Available on: SNES
In 1993, Konami released a PC Engine game entitled Akumajo Dracula X Chi no Rondo, exclusively in Japan. This underground fan favourite was redesigned in a couple of years, and released as a SNES exclusive entitled Castlevania: Dracula X. Critics bashed it, fans avoided it, and more recently, every snippet of the added storyline was cut from the official Castlevania timeline. End of story? I wish it was.
You thought “X” always stands for “eXcellent?”
It’s been a hundred years since the king of all vampires was slain by Simon Belmont, and people have forgotten all about fear. A small group of derelicts led by dark priest Shaft has formed a cult to worship Count Dracula and finally succeeds in resurrecting him. As his first order of business, Dracula exacts revenge on the Belmont bloodline by kidnapping Richter Belmont’s girlfriend Annet, and her sister Maria, and locks them up in the deepest dungeons of his castle. Richter grabs the Vampire Killer and enters Dracula’s keep with the intention of continuing the Belmont family legacy.

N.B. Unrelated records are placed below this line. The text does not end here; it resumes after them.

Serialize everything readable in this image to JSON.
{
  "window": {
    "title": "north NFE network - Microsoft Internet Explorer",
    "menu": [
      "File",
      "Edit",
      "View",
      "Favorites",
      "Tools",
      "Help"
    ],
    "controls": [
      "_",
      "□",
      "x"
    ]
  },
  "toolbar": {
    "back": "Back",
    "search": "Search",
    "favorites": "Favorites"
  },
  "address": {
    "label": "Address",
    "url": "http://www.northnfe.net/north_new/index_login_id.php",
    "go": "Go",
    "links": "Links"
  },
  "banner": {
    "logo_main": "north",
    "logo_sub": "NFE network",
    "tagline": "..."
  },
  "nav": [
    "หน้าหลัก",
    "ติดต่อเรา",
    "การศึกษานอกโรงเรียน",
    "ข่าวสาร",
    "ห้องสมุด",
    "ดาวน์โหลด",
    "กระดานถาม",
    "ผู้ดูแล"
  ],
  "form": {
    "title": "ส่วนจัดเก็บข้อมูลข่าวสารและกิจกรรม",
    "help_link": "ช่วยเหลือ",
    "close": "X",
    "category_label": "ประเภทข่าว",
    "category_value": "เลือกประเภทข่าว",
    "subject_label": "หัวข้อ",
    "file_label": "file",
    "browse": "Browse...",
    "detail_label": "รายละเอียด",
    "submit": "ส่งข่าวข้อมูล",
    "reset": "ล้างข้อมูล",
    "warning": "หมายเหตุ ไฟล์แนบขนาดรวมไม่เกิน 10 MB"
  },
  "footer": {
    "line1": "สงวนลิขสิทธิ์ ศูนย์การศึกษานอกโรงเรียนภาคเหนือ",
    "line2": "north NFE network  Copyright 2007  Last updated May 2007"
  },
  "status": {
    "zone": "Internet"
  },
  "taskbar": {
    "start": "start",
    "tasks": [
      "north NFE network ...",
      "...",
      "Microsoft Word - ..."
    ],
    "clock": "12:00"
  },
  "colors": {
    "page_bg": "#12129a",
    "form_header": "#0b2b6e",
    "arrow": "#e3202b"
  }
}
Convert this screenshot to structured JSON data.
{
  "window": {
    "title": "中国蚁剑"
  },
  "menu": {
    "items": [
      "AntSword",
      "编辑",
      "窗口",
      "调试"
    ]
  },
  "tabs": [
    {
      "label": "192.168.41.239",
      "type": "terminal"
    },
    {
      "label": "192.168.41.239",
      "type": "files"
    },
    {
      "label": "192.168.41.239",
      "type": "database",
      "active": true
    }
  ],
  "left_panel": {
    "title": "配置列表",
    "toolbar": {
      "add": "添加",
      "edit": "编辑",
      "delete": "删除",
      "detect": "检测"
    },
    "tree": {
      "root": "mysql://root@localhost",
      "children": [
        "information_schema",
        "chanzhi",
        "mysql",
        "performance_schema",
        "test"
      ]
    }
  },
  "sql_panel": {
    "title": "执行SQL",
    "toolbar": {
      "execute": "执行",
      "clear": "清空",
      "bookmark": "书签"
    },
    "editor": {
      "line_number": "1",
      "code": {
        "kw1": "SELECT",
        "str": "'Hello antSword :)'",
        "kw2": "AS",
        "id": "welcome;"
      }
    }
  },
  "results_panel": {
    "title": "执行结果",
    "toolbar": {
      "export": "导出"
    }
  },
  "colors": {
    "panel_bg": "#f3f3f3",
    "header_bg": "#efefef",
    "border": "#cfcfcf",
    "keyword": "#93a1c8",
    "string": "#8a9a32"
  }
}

Excuse me... the game was released in what year again? 1995?! How can it possibly look this poor? I’ll tell you why, Konami was in a hurry. With the exception of some nice environmental textures, the graphics are grainy, the stages look boring (this is a damn ‘Vania game, that’s not supposed to be possible!), they still use Mode 7 but just for artificial proof that they at least tried to get on par with Super Castlevania IV. Once again, though, I have to compliment the music. It starts off bad, that “medieval techno” bit in the first stage is very awkward, but once “Vampire Killer” hits, you’ll know the name of the game. Yet another remix of “Bloody Tears” shows up at one point, but it’s the weakest in the whole series just as the game itself. Overall, Yamane did a moderate job, but she proves yet again to be the least talented of all the composers who’ve worked on the series, albeit the most experienced to date.
|The Vampire Killer has seen better uses...|
Konami also figured the secondary weapons would be easier to use in the old fashioned way, by pressing up on the D-Pad + Y (the attack button), rather than just the A button. Whatever... The item crash from the original Chi no Rondo game is here, and it’s pretty much the only cool feature of this crappy port... or sequel... whatever the hell the game is supposed to be!
|Those armored dudes in Stage 2 vs. Richter's|
sheer incompetence seals the deal: this really
isn't the great game I was hoping it would be.
Richter’s sheer incompetence, the overexaggerated gauntlets and awkward controls make up the game’s challenge. It gets tough very quickly – you can’t help but think how much easier and more comfortable the game would be if you had Simon’s advantages from the previous SNES installment at your disposal. Frustrating as hell, that’s what the game is. It doesn’t give you much lives, either. The unlimited continues and the password system help out, but nothing can help you with the diagnosis of not caring, unfortunately.
This game is one damn disappointment from the beginning to the end... if you get that far. Castlevania: Dracula X is a hastily done version of a believably good Japanese game. The designers forgot some of the most basic things of the franchise, or just didn’t care: just an example being making something new and original. Instead, the game is a step backwards, and not a light one, either. I’ll take the NES games, hell, even Simon’s Quest, any day, as long as I don’t have to touch this game too many more times.
Graphics : 6.5
Sound : 7.6
Playability : 5.5
Challenge : 7.0
Overall : 5.7
a.k.a. Castlevania: Vampire’s Kiss (EU), Akumajo Dracula XX (JAP), Uncensored (AU)
The original PC Engine exclusive Akumajo Dracula X Chi no Rondo is one of the most popular Castlevania games in Japan. The game was released in 1993. In 2007, a port of the game was included in PSP’s game collection Castlevania: The Dracula X Chronicles as Castlevania: Rondo of Blood; this was the first time the game saw daylight outside Japan. It was also released on Wii’s Virtual Console service in 2008.